Exercise instructions:
All lines below containing the string "true" are to be copied.

[Data about app and page elements]
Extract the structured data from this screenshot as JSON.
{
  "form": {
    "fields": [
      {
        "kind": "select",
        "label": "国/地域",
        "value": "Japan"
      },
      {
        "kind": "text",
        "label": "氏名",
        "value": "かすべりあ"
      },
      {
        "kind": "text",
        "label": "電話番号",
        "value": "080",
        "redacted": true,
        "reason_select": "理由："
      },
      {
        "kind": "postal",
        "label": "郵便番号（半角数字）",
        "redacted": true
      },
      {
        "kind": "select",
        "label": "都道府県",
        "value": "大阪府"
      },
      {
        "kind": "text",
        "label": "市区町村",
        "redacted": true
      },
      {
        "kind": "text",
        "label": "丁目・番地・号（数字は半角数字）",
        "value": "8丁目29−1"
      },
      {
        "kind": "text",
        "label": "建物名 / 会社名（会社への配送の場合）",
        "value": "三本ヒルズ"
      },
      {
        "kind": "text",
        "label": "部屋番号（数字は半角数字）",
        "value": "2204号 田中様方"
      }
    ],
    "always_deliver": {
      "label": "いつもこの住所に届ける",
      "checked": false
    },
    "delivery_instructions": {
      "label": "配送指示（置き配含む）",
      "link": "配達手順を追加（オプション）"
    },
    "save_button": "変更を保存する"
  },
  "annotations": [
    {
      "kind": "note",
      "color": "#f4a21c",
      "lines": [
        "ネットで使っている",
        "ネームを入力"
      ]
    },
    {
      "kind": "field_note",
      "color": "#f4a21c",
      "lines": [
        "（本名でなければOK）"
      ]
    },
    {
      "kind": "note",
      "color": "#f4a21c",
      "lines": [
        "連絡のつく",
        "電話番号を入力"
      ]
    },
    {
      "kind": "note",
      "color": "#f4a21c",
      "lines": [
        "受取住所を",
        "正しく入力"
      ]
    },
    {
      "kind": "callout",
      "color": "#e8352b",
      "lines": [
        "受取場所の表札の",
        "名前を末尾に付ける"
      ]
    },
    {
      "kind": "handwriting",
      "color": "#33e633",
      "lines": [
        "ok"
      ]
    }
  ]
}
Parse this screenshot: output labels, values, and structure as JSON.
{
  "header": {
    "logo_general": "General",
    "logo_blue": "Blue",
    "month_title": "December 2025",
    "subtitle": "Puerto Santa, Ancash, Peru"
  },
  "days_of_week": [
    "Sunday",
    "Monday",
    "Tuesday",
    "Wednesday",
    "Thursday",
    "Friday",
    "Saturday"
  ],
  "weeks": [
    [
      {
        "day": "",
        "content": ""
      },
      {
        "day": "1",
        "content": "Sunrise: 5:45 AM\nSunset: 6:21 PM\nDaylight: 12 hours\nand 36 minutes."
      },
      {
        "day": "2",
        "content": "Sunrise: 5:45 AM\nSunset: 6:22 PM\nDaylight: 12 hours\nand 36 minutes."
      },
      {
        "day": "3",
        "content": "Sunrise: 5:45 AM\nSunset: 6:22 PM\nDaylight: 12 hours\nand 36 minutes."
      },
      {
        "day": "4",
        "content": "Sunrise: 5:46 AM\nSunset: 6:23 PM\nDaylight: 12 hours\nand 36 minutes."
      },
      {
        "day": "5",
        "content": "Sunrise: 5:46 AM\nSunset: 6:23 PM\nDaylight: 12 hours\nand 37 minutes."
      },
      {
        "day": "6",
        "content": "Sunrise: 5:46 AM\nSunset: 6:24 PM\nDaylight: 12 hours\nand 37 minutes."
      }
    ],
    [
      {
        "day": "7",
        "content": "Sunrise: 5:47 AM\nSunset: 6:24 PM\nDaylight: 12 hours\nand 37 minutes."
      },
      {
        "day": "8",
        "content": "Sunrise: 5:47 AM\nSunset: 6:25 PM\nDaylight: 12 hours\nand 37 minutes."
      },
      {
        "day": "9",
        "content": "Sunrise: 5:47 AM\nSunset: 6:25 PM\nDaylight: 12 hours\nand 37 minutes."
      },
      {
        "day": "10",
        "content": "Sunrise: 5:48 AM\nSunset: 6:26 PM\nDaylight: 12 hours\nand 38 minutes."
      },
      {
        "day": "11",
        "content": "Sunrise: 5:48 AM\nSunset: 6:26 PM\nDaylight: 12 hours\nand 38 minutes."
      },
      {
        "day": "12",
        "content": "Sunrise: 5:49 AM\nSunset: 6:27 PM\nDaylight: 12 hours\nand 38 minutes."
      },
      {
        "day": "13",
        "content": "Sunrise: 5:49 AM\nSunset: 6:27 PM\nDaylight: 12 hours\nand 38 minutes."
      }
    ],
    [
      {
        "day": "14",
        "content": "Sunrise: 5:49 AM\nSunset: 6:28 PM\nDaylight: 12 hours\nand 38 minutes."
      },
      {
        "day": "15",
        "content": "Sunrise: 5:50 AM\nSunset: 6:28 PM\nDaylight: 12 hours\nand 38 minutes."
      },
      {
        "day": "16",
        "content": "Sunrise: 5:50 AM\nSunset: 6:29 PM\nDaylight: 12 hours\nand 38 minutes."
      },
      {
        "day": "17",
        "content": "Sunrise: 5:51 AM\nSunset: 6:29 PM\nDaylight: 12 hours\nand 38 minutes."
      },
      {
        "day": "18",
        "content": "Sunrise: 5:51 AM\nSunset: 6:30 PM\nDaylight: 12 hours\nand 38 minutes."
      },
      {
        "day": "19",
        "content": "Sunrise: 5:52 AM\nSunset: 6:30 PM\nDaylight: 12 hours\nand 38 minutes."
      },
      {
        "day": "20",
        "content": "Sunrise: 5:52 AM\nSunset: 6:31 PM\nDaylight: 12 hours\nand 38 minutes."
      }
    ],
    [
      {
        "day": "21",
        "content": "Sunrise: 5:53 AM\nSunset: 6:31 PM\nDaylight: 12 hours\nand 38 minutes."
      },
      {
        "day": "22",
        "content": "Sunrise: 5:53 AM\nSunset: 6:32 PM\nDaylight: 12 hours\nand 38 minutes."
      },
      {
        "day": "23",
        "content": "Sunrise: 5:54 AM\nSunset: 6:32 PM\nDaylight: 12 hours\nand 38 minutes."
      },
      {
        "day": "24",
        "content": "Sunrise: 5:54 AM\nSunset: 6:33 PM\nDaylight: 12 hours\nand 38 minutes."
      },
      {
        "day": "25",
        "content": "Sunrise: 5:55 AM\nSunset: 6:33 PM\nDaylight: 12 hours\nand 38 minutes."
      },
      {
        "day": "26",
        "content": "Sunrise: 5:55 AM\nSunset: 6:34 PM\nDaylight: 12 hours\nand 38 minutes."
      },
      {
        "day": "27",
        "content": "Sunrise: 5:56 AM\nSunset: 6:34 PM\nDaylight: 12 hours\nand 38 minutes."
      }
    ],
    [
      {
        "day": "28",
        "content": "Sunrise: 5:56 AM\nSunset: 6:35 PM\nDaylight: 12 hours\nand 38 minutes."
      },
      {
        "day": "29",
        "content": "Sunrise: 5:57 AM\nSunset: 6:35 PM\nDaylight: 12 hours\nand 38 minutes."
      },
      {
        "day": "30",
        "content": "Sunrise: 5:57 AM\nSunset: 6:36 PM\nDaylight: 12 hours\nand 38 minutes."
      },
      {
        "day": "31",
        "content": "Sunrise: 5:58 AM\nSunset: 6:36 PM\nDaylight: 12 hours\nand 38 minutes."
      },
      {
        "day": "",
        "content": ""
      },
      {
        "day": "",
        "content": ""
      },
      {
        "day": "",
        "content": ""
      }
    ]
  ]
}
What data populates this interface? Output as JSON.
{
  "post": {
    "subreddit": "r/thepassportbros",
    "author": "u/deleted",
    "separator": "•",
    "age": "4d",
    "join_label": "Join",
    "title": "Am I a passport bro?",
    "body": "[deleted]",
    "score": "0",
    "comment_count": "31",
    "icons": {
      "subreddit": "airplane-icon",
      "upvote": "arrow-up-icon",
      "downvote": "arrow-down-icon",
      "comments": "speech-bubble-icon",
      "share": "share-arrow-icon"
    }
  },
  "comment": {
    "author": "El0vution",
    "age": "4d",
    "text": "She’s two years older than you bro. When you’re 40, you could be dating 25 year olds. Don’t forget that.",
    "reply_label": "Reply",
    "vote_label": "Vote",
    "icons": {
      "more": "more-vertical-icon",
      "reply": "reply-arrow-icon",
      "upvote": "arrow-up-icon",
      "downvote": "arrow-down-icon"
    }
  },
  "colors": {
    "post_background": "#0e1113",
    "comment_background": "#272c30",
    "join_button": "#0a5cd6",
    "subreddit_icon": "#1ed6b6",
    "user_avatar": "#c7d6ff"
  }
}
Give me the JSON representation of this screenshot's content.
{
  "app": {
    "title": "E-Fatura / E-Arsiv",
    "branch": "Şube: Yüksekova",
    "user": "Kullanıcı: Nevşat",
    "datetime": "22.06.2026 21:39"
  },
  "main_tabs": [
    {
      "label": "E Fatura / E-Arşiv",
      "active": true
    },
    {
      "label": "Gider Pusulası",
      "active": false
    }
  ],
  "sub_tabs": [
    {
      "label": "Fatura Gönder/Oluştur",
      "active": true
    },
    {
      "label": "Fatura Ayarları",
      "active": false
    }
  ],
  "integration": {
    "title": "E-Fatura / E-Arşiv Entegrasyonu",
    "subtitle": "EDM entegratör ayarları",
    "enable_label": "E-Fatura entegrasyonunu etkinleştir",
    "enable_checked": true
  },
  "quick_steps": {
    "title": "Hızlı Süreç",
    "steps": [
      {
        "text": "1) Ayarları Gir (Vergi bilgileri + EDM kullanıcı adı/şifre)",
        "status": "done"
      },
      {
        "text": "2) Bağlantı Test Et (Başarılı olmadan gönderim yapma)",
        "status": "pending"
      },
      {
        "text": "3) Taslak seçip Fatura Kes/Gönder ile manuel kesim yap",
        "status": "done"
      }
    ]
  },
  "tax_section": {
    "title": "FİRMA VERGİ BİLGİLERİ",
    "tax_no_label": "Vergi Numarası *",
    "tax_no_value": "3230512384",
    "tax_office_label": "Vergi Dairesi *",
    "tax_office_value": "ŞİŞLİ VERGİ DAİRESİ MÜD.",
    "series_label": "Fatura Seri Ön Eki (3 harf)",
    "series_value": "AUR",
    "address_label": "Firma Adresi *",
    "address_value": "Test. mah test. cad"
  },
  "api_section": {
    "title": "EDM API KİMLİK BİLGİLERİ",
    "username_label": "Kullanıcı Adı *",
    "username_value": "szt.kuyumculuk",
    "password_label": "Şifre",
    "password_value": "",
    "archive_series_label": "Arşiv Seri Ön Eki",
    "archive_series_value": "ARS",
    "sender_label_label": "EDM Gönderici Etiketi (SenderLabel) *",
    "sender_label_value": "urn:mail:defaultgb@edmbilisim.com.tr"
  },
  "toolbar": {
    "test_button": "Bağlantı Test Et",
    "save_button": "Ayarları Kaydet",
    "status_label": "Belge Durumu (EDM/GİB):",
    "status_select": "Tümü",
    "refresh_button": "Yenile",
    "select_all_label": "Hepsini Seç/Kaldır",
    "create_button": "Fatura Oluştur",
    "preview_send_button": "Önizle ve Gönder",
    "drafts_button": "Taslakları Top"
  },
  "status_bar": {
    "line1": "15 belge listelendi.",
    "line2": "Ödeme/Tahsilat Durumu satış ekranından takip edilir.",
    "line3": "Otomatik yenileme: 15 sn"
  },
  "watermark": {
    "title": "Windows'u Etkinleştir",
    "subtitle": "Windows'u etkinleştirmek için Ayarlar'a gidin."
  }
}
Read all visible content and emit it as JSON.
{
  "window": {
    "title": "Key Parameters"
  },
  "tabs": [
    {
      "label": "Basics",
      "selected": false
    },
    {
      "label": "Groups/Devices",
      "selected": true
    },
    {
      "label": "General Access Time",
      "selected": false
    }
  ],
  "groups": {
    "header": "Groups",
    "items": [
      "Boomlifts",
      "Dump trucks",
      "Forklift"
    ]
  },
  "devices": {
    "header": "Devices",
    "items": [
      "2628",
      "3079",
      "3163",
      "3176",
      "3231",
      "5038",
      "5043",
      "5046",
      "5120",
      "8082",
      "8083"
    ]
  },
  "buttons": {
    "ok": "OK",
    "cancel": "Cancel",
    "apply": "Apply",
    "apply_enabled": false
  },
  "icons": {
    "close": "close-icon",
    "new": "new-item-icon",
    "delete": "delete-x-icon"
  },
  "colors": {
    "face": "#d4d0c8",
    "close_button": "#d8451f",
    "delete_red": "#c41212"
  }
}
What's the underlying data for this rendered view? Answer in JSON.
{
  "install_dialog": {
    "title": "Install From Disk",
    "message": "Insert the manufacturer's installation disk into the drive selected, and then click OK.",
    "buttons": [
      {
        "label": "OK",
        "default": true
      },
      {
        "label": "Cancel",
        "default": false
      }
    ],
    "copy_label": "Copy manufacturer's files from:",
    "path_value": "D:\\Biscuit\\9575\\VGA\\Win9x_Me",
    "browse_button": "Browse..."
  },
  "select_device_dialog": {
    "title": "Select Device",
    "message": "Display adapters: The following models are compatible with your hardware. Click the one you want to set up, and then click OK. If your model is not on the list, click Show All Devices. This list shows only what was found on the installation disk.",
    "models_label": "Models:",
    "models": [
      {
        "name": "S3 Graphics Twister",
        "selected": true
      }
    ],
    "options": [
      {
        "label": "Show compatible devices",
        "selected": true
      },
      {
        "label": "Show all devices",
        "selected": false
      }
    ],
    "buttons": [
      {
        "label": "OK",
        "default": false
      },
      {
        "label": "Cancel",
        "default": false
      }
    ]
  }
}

Solved problem:
        "redacted": true,
        "redacted": true
        "redacted": true
      "active": true
      "active": true
    "enable_checked": true
      "selected": true
        "default": true
        "selected": true
        "selected": true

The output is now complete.